Sub-standard and fake medicines


Successful treatment of malaria requires that an effective and high-quality antimalarial drug is administered correctly. The challenge is to deliver this in a setting where systems for drug manufacturing and storage, quality testing and pharmaceutical licensing are generally weak. 


MMV advocates against all substandard drugs and encourages governments only to endorse and procure WHO-recommended treatments. 

Most malaria deaths occur in Africa. Even if a sick child is lucky enough to live near a public clinic, their caregiver may seek treatment elsewhere, possibly at the local market, street vendor or general-purpose shop. These are all unlicensed places where a range of unregulated products are sold as ‘antimalarials’.

These outlets are often flooded with sub-standard medicines to treat malaria. This mix of pills, powders and syrups is generally untested, of unproven efficacy and stability, and – in the worst-case scenario – unsafe or counterfeit.  

The outcome is that many treatments taken for malaria are ineffective, (because they contain too little of the active ingredient), or harmful (because they contain dangerous alternatives to the active ingredient). Those that contain some antimalarial may leave the patient only partly cured, therefore promoting the spread of drug resistance.
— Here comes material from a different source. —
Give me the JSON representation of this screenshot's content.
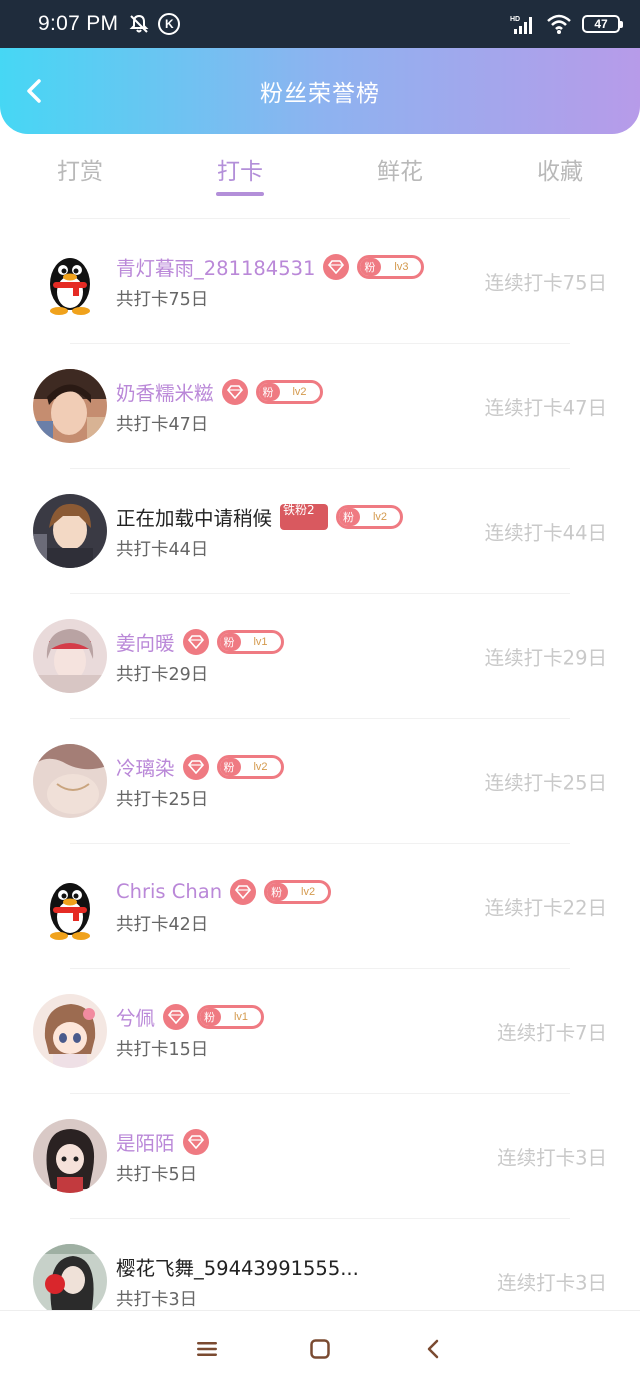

Reversing this state of affairs requires a multi-pronged approach. At the highest levels, the challenge is to persuade policy makers that the issue deserves serious attention. It will be necessary to establish a monitored supply chain so that drugs are of assured quality from manufacture to consumption. Clamping down on forgers and importers, and working with manufacturers to make counterfeiting harder are also part of the solution.
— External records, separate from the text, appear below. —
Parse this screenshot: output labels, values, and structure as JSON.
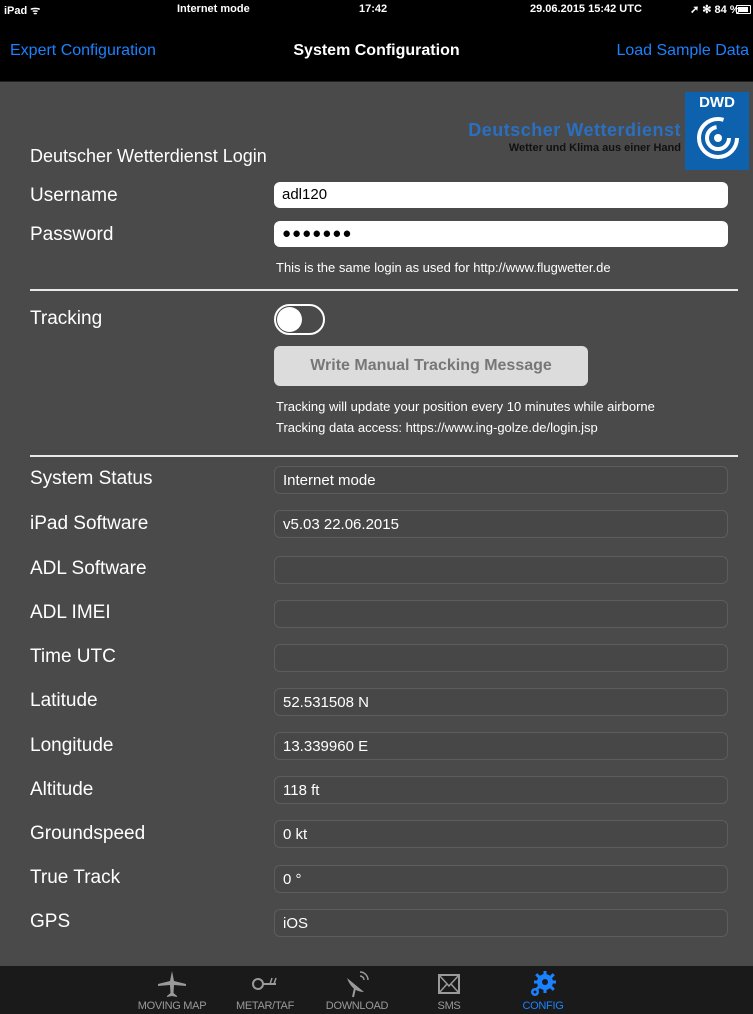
{
  "status_bar": {
    "device": "iPad ᯤ",
    "mode": "Internet mode",
    "time": "17:42",
    "date": "29.06.2015 15:42 UTC",
    "right": "➚ ✻ 84 %"
  },
  "nav": {
    "left": "Expert Configuration",
    "title": "System Configuration",
    "right": "Load Sample Data"
  },
  "dwd": {
    "abbr": "DWD",
    "name": "Deutscher Wetterdienst",
    "slogan": "Wetter und Klima aus einer Hand"
  },
  "login": {
    "title": "Deutscher Wetterdienst Login",
    "username_label": "Username",
    "username_value": "adl120",
    "password_label": "Password",
    "password_value": "●●●●●●●",
    "hint": "This is the same login as used for http://www.flugwetter.de"
  },
  "tracking": {
    "label": "Tracking",
    "enabled": false,
    "button": "Write Manual Tracking Message",
    "hint1": "Tracking will update your position every 10 minutes while airborne",
    "hint2": "Tracking data access: https://www.ing-golze.de/login.jsp"
  },
  "status": [
    {
      "label": "System Status",
      "value": "Internet mode"
    },
    {
      "label": "iPad Software",
      "value": "v5.03 22.06.2015"
    },
    {
      "label": "ADL Software",
      "value": ""
    },
    {
      "label": "ADL IMEI",
      "value": ""
    },
    {
      "label": "Time UTC",
      "value": ""
    },
    {
      "label": "Latitude",
      "value": "52.531508 N"
    },
    {
      "label": "Longitude",
      "value": "13.339960 E"
    },
    {
      "label": "Altitude",
      "value": "118 ft"
    },
    {
      "label": "Groundspeed",
      "value": "0 kt"
    },
    {
      "label": "True Track",
      "value": "0 °"
    },
    {
      "label": "GPS",
      "value": "iOS"
    }
  ],
  "tabs": [
    {
      "label": "MOVING MAP",
      "icon": "plane-icon"
    },
    {
      "label": "METAR/TAF",
      "icon": "windsock-icon"
    },
    {
      "label": "DOWNLOAD",
      "icon": "satellite-dish-icon"
    },
    {
      "label": "SMS",
      "icon": "envelope-icon"
    },
    {
      "label": "CONFIG",
      "icon": "gear-icon",
      "active": true
    }
  ],
  "colors": {
    "accent": "#1a82ff",
    "background": "#4a4a4a",
    "dwd_blue": "#0e61ad"
  }
}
MMV is a signatory to the Fight the Fakes campaign, aimed at raising awareness about the dangers of fake medicines. The campaign gives a voice to those who have been personally impacted and shares the stories of those working to put a stop to this threat to public health. It seeks to build a global movement of organizations and individuals who will shine light on the negative impact that fake medicines have on people around the globe and to reduce the negative consequences on individuals worldwide.